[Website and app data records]
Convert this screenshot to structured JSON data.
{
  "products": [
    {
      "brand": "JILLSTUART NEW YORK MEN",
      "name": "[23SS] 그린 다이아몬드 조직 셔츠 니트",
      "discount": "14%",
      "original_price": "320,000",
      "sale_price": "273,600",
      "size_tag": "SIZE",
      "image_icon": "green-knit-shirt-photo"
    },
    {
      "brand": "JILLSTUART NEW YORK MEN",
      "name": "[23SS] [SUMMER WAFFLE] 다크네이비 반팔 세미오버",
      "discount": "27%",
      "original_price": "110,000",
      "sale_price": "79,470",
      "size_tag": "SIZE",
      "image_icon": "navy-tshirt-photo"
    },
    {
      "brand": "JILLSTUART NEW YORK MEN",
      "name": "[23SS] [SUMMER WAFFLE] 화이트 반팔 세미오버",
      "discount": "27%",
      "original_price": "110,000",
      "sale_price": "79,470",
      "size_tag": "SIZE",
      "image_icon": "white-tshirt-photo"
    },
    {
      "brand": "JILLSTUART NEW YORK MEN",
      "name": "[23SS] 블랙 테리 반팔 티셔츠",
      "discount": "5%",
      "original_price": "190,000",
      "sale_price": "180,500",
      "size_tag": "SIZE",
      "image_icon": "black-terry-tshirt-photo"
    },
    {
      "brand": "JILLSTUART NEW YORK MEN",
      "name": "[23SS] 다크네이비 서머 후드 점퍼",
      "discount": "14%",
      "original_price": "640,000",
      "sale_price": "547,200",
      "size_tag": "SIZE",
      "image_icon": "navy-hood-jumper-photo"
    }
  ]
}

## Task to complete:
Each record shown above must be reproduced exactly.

## Response to this exercise:
Convert this screenshot to structured JSON data.
{
  "products": [
    {
      "brand": "JILLSTUART NEW YORK MEN",
      "name": "[23SS] 그린 다이아몬드 조직 셔츠 니트",
      "discount": "14%",
      "original_price": "320,000",
      "sale_price": "273,600",
      "size_tag": "SIZE",
      "image_icon": "green-knit-shirt-photo"
    },
    {
      "brand": "JILLSTUART NEW YORK MEN",
      "name": "[23SS] [SUMMER WAFFLE] 다크네이비 반팔 세미오버",
      "discount": "27%",
      "original_price": "110,000",
      "sale_price": "79,470",
      "size_tag": "SIZE",
      "image_icon": "navy-tshirt-photo"
    },
    {
      "brand": "JILLSTUART NEW YORK MEN",
      "name": "[23SS] [SUMMER WAFFLE] 화이트 반팔 세미오버",
      "discount": "27%",
      "original_price": "110,000",
      "sale_price": "79,470",
      "size_tag": "SIZE",
      "image_icon": "white-tshirt-photo"
    },
    {
      "brand": "JILLSTUART NEW YORK MEN",
      "name": "[23SS] 블랙 테리 반팔 티셔츠",
      "discount": "5%",
      "original_price": "190,000",
      "sale_price": "180,500",
      "size_tag": "SIZE",
      "image_icon": "black-terry-tshirt-photo"
    },
    {
      "brand": "JILLSTUART NEW YORK MEN",
      "name": "[23SS] 다크네이비 서머 후드 점퍼",
      "discount": "14%",
      "original_price": "640,000",
      "sale_price": "547,200",
      "size_tag": "SIZE",
      "image_icon": "navy-hood-jumper-photo"
    }
  ]
}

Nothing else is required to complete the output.